As companies move into a hybrid office the rules, written and unwritten, will be different. Leaving them unwritten creates risk; by addressing them as a team you create engagement and reduce employee frustration.
For years there had been a growing debate over whether working remotely could work. We had a definitive answer the past two years that it can. But while 100% remote can work, it’s not optimal for every company and so many are bringing people back to the office using a hybrid or semi-remote model.
The reality is things are different now. The rules, written and unwritten have changed. Unwritten rules were a problem for companies pre-pandemic but with people spending less time together the problem gets exacerbated. It’s important to be explicit with as many of these new and updated rules as possible.
Some changes may be formally defined such as a new work from home policy. Others may be informal, like shifting from “everyone’s at work at 9am sharp” to “try to be in by 10am.” Small may be small, but important, e.g., always including a video link in calendar meetings. Some changes may not have been explicitly planned but exist nonetheless, like more active use of private chat systems even when people are back in the office together.
What’s obvious to you . . . may not be to others.
Most of these changes may seem obvious. I like to remind people common sense isn’t common. Likewise, what’s obvious to you, from your vantage point, may not be to others. Given their role, or their department, they may not see what you see. When thinking through these changes, here are some things to consider
To start, list out these rules so that everyone is clear. Some might be in formal HR pronouncements; others may be less formal “team rules.” What matters is that they are explicit, and everyone is clear what they are. It’s time those unwritten rules get written. This is especially important for new team members who may not be in the office much and can’t easily learn the ropes by watching others.
If you’re a manager or in HR, don’t try to remember them all yourself. Ask your team about informal practices that have changed and will be different as you return to the office. This not only makes your job easier, but it helps you engage your employees who may be anxious about returning and begins an open dialog with them.
Sending a welcome email with the rules is helpful, but you can do better. We hold ceremonies at transitional periods in our lives: birthdays, graduation, marriage, housewarming. We hold similar events at work: goodbye parties, project completion, product launches. Coming back to the office and/or setting a new normal is significant. It happens less frequently than any of those other events so let’s recognize it for the significance that it holds. Hold a ceremony within a few days of the official return to office date.
This could be a formal all hands welcome back event led by the CEO, or maybe it’s done at the department level.

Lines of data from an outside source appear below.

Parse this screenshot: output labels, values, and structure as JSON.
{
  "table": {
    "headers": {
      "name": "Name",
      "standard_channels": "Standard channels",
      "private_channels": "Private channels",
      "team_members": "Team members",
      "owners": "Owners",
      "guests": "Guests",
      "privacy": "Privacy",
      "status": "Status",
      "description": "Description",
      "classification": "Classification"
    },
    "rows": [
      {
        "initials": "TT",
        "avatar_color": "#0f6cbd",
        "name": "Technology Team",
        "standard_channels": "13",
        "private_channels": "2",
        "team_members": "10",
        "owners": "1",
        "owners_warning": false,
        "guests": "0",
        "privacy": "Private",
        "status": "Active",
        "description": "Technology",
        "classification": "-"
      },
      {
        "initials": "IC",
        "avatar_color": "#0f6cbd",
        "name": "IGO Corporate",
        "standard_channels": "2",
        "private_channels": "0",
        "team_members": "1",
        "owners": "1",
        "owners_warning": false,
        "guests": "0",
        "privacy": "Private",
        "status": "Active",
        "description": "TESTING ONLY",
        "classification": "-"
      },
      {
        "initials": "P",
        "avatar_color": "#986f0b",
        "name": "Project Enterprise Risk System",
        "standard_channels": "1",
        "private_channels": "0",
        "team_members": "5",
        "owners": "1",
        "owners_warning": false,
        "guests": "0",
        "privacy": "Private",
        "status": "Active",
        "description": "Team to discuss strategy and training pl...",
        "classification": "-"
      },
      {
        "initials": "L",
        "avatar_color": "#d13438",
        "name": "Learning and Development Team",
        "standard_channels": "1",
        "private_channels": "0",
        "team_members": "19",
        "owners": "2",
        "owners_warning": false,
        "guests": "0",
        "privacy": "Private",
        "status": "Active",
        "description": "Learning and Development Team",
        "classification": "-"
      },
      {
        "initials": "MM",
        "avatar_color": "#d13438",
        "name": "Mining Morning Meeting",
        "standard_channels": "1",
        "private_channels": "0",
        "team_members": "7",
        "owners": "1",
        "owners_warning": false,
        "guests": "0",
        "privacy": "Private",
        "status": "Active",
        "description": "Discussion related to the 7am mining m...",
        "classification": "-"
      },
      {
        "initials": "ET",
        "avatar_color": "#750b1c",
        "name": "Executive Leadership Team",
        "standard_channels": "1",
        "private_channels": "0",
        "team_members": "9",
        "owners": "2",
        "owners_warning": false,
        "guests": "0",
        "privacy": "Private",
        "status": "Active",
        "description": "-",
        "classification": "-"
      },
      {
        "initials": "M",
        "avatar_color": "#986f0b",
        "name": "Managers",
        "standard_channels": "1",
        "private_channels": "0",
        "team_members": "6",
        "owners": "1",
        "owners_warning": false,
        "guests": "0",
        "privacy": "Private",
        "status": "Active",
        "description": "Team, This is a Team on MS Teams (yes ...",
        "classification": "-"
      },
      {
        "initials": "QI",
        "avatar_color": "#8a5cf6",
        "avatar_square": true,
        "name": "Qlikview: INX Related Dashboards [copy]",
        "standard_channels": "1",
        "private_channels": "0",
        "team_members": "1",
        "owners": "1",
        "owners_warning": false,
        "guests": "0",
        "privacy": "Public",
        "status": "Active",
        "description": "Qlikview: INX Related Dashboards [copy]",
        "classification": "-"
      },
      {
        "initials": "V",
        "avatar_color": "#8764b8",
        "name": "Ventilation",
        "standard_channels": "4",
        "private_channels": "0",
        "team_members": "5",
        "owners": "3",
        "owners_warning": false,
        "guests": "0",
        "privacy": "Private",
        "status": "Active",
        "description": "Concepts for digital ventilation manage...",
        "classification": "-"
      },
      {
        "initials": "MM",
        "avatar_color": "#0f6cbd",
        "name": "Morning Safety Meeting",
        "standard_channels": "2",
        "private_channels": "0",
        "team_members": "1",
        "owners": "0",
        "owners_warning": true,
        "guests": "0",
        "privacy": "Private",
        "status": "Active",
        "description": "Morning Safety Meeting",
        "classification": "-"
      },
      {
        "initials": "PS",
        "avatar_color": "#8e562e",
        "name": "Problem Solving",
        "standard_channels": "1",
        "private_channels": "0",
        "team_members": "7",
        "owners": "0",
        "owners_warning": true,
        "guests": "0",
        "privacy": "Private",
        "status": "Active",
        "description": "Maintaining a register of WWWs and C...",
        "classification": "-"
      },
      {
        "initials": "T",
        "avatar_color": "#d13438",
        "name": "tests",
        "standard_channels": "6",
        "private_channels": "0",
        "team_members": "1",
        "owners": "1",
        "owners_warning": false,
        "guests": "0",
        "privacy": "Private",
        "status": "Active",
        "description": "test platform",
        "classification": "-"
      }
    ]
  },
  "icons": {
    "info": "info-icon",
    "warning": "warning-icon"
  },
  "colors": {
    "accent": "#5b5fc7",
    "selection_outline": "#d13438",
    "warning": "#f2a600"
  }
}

It might include some companywide changes and a Q&A. It might be an in-office covid-safe celebration or going out to an official happy hour Hand out company branded hand sanitizers. Have a cake and a big “Welcome Back” banner. It can be as solemn and formal or as casual and fun, as you want (do what works for your company culture).
This is new for all of us. It’s ok if you don’t get it right on your first try. Create a system of feedback. HR may do a formal quarterly company survey. While that’s wonderful it may not address the specific, informal practices of your team. How are meetings going? Should we be relying more on email or chat instead of in person? When we hold your weekly team meeting and some are remote, but others are in the office, is it working for us? Here you want to look at not simply abstract “Are you happy?” questions but very specific, concrete activities and outcomes to see if it’s working.
It’s ok to say to your team, “We’re going to do a check-in in 30 days and another in 90 days because we know the process may need to change.” Rather than make you look uncertain or weak it shows that you care about your team and want their input to make things work for them.
No matter what your company does, returning to the office is a big step. HR will be focused on big picture items like safety protocols and employee happiness. For your team, your department, or your company, you need to focus on the practical ways you work and make sure they’re designed for how you’re going to work going forward. This is huge. By taking the steps above to address it and recognizing that it will need to be adjusted as you go, you can turn this transition into an opportunity for better productivity and better employee engagement.
It’s critical to learn about corporate culture before you accept a job offer but it can be awkward to raise such questions. Learn what to ask and how to ask it to avoid landing yourself in a bad situation.